Cecily or Helfrich?

Helfrich 2001 Gewurztraminer Steinklotz (Alsace) – Very mineral-driven, with a chilly, frozen-fruit aspect. Mandarin orange and peach/pear skins dominate, with fine acidity throughout, and a light, unobtrusive layer of sweetness. It’s not a big wine by any means, and I think it could be pushed a little harder (though not made any sweeter) to greater effect, but it’s true to itself. (4/08)

Cluver honey

[vineyard]Paul Cluver 2005 Gewurztraminer (Elgin) – Aromatic and promising, leaning towards the vegetative expression of gewürztraminer (curry leaves, Makrut, coriander seed pods, whole lychee on the stem), but with enough of the usual spice to provide varietal consistency. I’m less enthusiastic about the rest, though, as the palate seems a little wan despite a lot of promising entrances from the usual array of nut oils, Indian spices, and stone fruits, and the finish tails off and disappears rather more quickly than I’d like. (3/08)

Hu’s there?

[bottles]Hugel 2005 Gewurztraminer (Alsace) – Thin and dusty, with a little bit of fragrant, spicy character but a lot of emptiness that it doesn’t even come close to filling. It has the virtue of being dry, but that’s about it (3/08)

Radio aromatico

Vivallis 2007 Traminer Aromatico (Trentino) – Light aroma, only the faintest suggestion of spice, and overt crispness. Uninteresting. (2/08)

Radio aromatico

Franz Haas 2003 Traminer Aromatico (Alto Adige) – Fat and lightly sweet-seeming (is it? probably not; it could just be the alcohol, which is intrusive), with bitter vanilla overtones and a core featuring a rather bizarre fruit salad: apricot skins, tangerine rind, and grapefruit dusted with a little nutmeg. Decent acidity only becomes apparent on the finish, by which time this blocky, pushy wine has managed to offend. Lacking complexity or actual presence, it replaces these qualities with sheer weight, but little substance. I’d like to try this in a different vintage. (10/07)

The upside-down "e"

Trimbach 2000 Gewurztraminer “Sélection des Grains Nobles” “Hors Choix” (Alsace) – Made from the first botrytis-seeking pass through the vineyard.
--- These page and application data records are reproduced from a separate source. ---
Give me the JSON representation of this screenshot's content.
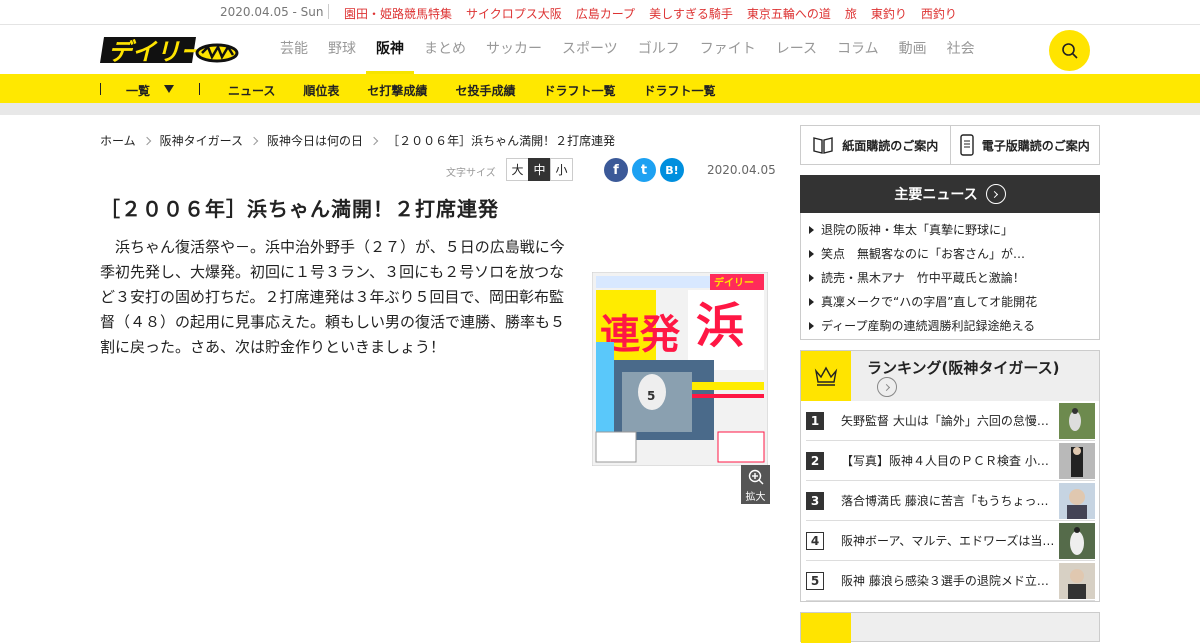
{
  "topbar": {
    "date": "2020.04.05 - Sun",
    "links": [
      "園田・姫路競馬特集",
      "サイクロプス大阪",
      "広島カープ",
      "美しすぎる騎手",
      "東京五輪への道",
      "旅",
      "東釣り",
      "西釣り"
    ]
  },
  "header": {
    "logo_text": "デイリー",
    "nav": [
      "芸能",
      "野球",
      "阪神",
      "まとめ",
      "サッカー",
      "スポーツ",
      "ゴルフ",
      "ファイト",
      "レース",
      "コラム",
      "動画",
      "社会"
    ],
    "active_nav": "阪神"
  },
  "subnav": {
    "list_label": "一覧",
    "items": [
      "ニュース",
      "順位表",
      "セ打撃成績",
      "セ投手成績",
      "ドラフト一覧",
      "ドラフト一覧"
    ]
  },
  "breadcrumb": [
    "ホーム",
    "阪神タイガース",
    "阪神今日は何の日",
    "［２００６年］浜ちゃん満開！２打席連発"
  ],
  "font_size": {
    "label": "文字サイズ",
    "options": [
      "大",
      "中",
      "小"
    ],
    "selected": "中"
  },
  "share": {
    "facebook": "f",
    "twitter": "t",
    "hatena": "B!"
  },
  "article": {
    "date": "2020.04.05",
    "title": "［２００６年］浜ちゃん満開！２打席連発",
    "body": "浜ちゃん復活祭や－。浜中治外野手（２７）が、５日の広島戦に今季初先発し、大爆発。初回に１号３ラン、３回にも２号ソロを放つなど３安打の固め打ちだ。２打席連発は３年ぶり５回目で、岡田彰布監督（４８）の起用に見事応えた。頼もしい男の復活で連勝、勝率も５割に戻った。さあ、次は貯金作りといきましょう！",
    "photo": {
      "masthead": "デイリー",
      "headline_1": "連発",
      "headline_2": "浜",
      "player_number": "5"
    },
    "zoom_label": "拡大"
  },
  "sidebar": {
    "subscribe_paper": "紙面購読のご案内",
    "subscribe_digital": "電子版購読のご案内",
    "news_title": "主要ニュース",
    "news_items": [
      "退院の阪神・隼太「真摯に野球に」",
      "笑点　無観客なのに「お客さん」が…",
      "読売・黒木アナ　竹中平蔵氏と激論！",
      "真凜メークで“ハの字眉”直してオ能開花",
      "ディープ産駒の連続週勝利記録途絶える"
    ],
    "ranking_title": "ランキング(阪神タイガース)",
    "ranking": [
      {
        "rank": "1",
        "title": "矢野監督 大山は「論外」六回の怠慢…"
      },
      {
        "rank": "2",
        "title": "【写真】阪神４人目のＰＣＲ検査 小…"
      },
      {
        "rank": "3",
        "title": "落合博満氏 藤浪に苦言「もうちょっ…"
      },
      {
        "rank": "4",
        "title": "阪神ボーア、マルテ、エドワーズは当…"
      },
      {
        "rank": "5",
        "title": "阪神 藤浪ら感染３選手の退院メド立…"
      }
    ]
  },
  "colors": {
    "accent_yellow": "#ffe400",
    "link_red": "#d33333",
    "dark": "#333333"
  }
}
The resulting grapes were picked 23.5% potential alcohol, but the finished wine is 13%, leaving 170 grams/liter of residual sugar. The wine is dark, dark bronze, and absolutely lush with botrytis, showing a huge brown-sugar-encrusted, baked lychee palate with iron flakes and as endless a finish as I’ve ever experienced. Truly unbelievable. (5/06)

Gewurz of times

Trimbach 2000 Gewurztraminer “Vendanges Tardives” (Alsace) – 55 grams/liter residual sugar. Still firm and tight in its youth…Trimbach’s gewürztraminer VTs rarely have the easy, early charm of other producers’ bottlings…but it is thick with roses and lychee syrup with dark, smoky streaks and fogs. The acidity is terrific, the finish is long, and the wine is excellent; stylistically, it’s more akin to the brilliant 1998 than the powerful 1997. (5/06)

The senior guillotine

Trimbach 2000 Gewurztraminer “Cuvée des Seigneurs de Ribeaupierre” (Alsace) – 10 grams/liter residual sugar. Rock- and mineral-driven, with smoky pork jerky spiced with cloves, plus lychee, pear, and rose petals. The finish adds bitter cashew oil, but is primarily sharp, structured edges holding themselves distant from the intense core. This is a really good SdR, with much aging potential. (5/06)


[label]Hugel 1997 Gewurztraminer “Hommage à Jean Hugel” (Alsace) – 375 ml. Very, very sweet, with a dark, quartz-like cylinder of metal surrounding…well, not a whole lot. The interior of the wine is wan and diffuse. Where’s the beef? Or, since it’s gewürztraminer, the pork? This wine promises a lot, but it just doesn’t deliver like it should. (12/07)